And that’s why the ruling in the Supreme Court case Heien v. North Carolina is such a distressing step backward in the relations between the police and the public. The decision, made last December, actually allows the police to base a traffic stop on a reasonable mistake about the law – meaning that a cop can pull someone over for what they think is a crime, even if it isn’t actually one, and other evidence gathered from that stop (like narcotics) will be considered admissible in court. And police across the country have been getting away with liberties that only six months ago would have got their cases thrown out.
The law had already allowed for pretextual traffic stops (meaning the police stop someone for something small like failing to update their license tags when what they’re actually looking for is drugs), but now police don’t have to bother with actually waiting for the people they suspect of drug crimes to break a real law, so as long as they do something that kind of sounds like it could be against the law. Here are some examples, as gathered by a recent article co-published by VICE and the Marshall Project…
- Police in East Troy, Wisconsin pulled over Richard Houghton for having a pine tree air freshener dangling from his rearview mirror. Houghton was discovered to be in possession of marijuana. The arresting officers claimed that they believed any item attached to their rearview violated the state’s law concerning obstructing a driver’s view. They were mistaken, but because of the Heien ruling the marijuana was considered admissible anyway. Houghton was then charged with possession with intent to deliver.
- Felipe Campuzano was stopped while riding his bicycle down a sidewalk in San Diego, going at a walking speed alongside a walking female companion. The law the police invoked in the stop was a municipal one that forbid riding a bike on a sidewalk “fronting any commercial business,” a law designed to prevent shoppers from getting nailed by bicyclists as they walk out of storefronts. But there wasn’t a storefront where Campuzano got picked up – just a shuddered-up closed auto shop. Nevertheless, the state got a successful “under the influence of a controlled substance” conviction out of the case after the prosecutors invoked Heien V. North Carolina in an appellate court.
- Jose Gayton was pulled over in Illinois because police officers claimed to think his ball-shaped trailer hitch was illegal, given that it partially obstructed Gayton’s rear license plate. Though the court proceedings showed that not only did the stop contradict the spirit of the law (the hitch didn’t cover any vital information on the plate), it also contradicted the letter of the law (which said that such an obstruction would be attached to the plate itself like a plastic cover). But those errors were considered “reasonable” and, according to Heien ruling, the marijuana seized in the stop was used to charge Gayton with possession with intent to deliver.
The last example of Jose Gayton is maybe the most troubling because police claim that Gayton initially caught their attention because of his car: a purple Lincoln Mark V with large tires. So, Gayton was either racially or culturally profiled, then the police found the flimsiest pretext to stop him with and the court then encouraged other officers to do the same by allowing it.
Thousands, if not millions, of drivers go about their lives with trailer hitches or pine tree air fresheners.

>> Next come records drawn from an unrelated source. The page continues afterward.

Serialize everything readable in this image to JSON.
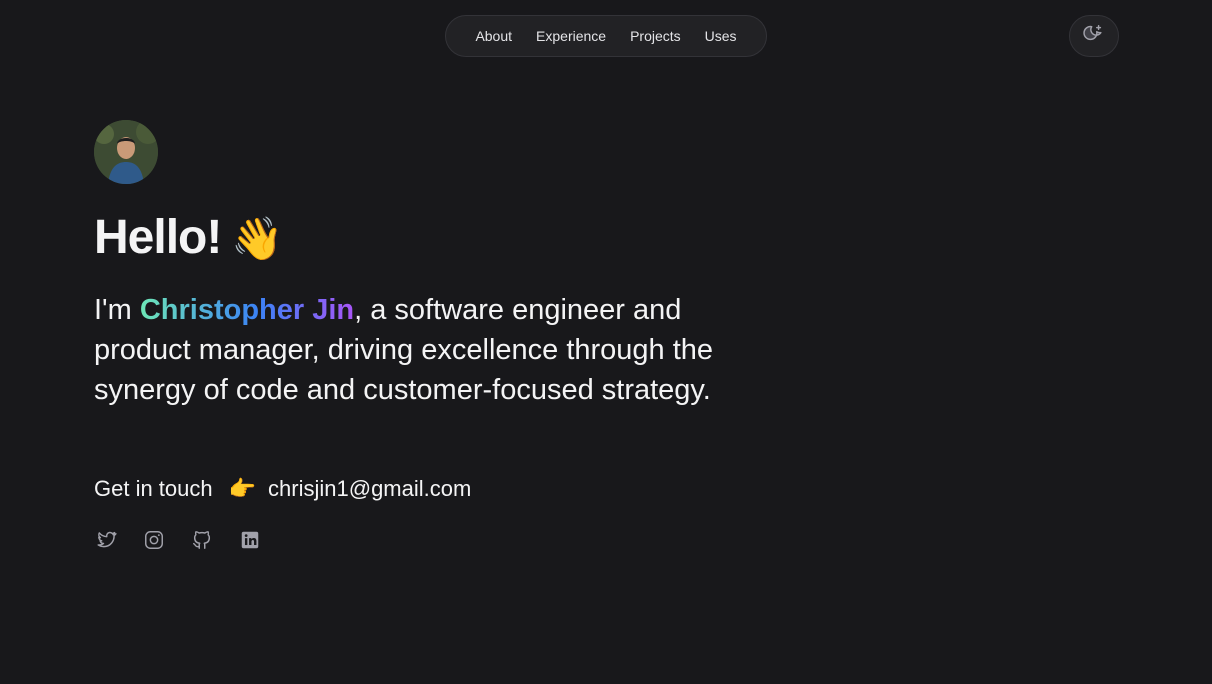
{
  "nav": {
    "items": [
      {
        "label": "About"
      },
      {
        "label": "Experience"
      },
      {
        "label": "Projects"
      },
      {
        "label": "Uses"
      }
    ]
  },
  "theme_toggle": {
    "icon": "moon-sparkle-icon"
  },
  "profile": {
    "avatar_icon": "profile-photo"
  },
  "hero": {
    "greeting": "Hello!",
    "wave": "👋",
    "intro_prefix": "I'm ",
    "name": "Christopher Jin",
    "intro_suffix": ", a software engineer and product manager, driving excellence through the synergy of code and customer-focused strategy."
  },
  "contact": {
    "label": "Get in touch",
    "pointer": "👉",
    "email": "chrisjin1@gmail.com"
  },
  "socials": [
    {
      "icon": "twitter-icon"
    },
    {
      "icon": "instagram-icon"
    },
    {
      "icon": "github-icon"
    },
    {
      "icon": "linkedin-icon"
    }
  ],
  "colors": {
    "background": "#18181b",
    "text": "#f4f4f5",
    "gradient_start": "#6ee7b7",
    "gradient_mid": "#3b82f6",
    "gradient_end": "#a855f7"
  }
}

Virtually every driver is committing something that borders on what you might be able to conceive as an infraction of the law if you don’t know the law very well. Which means that police can pull over whoever they want basically whenever they want and a court will uphold it. Just when we need it, one more reason for the police not to take our basic civil rights into account and for us not to trust them.
Photo via Flickr user Nick Fisher